▶ [PROBLEM DESCRIPTION] Return only those lines of the records below in which "JSON" appears.
-*-*-
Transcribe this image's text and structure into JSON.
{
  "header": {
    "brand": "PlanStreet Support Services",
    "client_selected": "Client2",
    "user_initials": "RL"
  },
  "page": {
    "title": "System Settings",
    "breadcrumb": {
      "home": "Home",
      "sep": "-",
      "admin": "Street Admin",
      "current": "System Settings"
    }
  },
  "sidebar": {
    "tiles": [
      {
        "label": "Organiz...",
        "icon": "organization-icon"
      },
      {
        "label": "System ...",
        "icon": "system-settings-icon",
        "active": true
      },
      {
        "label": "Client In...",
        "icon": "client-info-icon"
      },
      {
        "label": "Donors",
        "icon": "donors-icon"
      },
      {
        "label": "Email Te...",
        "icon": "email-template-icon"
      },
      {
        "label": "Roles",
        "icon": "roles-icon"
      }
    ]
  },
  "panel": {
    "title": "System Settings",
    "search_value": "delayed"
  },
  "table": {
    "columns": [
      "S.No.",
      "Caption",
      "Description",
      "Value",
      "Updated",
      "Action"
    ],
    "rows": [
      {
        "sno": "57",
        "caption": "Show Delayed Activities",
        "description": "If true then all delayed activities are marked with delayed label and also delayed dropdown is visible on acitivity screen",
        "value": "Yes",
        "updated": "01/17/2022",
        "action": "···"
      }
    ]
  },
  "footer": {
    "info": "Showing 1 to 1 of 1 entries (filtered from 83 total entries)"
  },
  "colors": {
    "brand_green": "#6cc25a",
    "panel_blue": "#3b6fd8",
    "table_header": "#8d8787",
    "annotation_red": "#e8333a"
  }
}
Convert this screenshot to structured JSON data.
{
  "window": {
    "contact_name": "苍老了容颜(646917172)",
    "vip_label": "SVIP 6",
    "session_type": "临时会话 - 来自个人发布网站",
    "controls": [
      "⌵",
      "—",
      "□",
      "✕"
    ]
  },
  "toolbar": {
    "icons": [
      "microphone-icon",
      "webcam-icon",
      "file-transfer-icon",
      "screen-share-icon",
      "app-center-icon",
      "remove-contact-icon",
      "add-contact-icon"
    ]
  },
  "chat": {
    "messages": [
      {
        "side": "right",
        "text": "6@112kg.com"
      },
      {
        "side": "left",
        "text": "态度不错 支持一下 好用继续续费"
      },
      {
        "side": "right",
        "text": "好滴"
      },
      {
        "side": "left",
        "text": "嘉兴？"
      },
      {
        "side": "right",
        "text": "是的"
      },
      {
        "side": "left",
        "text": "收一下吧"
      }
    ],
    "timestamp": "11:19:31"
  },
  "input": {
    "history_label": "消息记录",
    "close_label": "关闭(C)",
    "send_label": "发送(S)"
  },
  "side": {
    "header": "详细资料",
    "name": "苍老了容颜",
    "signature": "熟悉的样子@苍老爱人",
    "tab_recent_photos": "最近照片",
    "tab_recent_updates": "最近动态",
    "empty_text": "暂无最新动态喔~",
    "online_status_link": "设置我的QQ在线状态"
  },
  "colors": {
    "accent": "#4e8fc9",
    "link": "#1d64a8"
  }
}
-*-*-
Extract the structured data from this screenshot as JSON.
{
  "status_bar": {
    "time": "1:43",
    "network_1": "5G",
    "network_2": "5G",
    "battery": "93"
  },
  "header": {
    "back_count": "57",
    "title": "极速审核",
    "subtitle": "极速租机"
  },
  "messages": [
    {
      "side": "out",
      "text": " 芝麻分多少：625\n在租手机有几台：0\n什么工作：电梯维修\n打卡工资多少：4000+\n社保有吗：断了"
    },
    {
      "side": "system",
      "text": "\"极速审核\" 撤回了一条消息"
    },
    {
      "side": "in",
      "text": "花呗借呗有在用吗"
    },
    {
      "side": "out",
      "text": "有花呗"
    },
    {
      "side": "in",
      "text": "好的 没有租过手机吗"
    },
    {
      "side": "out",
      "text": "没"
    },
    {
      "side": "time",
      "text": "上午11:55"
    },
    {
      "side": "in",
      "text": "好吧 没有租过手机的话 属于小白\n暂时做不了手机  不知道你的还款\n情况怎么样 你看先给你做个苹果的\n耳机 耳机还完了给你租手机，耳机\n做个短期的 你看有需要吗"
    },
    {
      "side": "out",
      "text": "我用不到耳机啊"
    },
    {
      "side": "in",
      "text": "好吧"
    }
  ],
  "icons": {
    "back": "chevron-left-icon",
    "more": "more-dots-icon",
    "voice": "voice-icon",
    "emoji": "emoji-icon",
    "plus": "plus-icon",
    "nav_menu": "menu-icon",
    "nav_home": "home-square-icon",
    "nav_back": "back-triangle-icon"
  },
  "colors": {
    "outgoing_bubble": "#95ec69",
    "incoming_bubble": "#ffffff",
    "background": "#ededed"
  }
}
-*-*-
▶ [SOLVED PROBLEM]
Transcribe this image's text and structure into JSON.
Convert this screenshot to structured JSON data.
Extract the structured data from this screenshot as JSON.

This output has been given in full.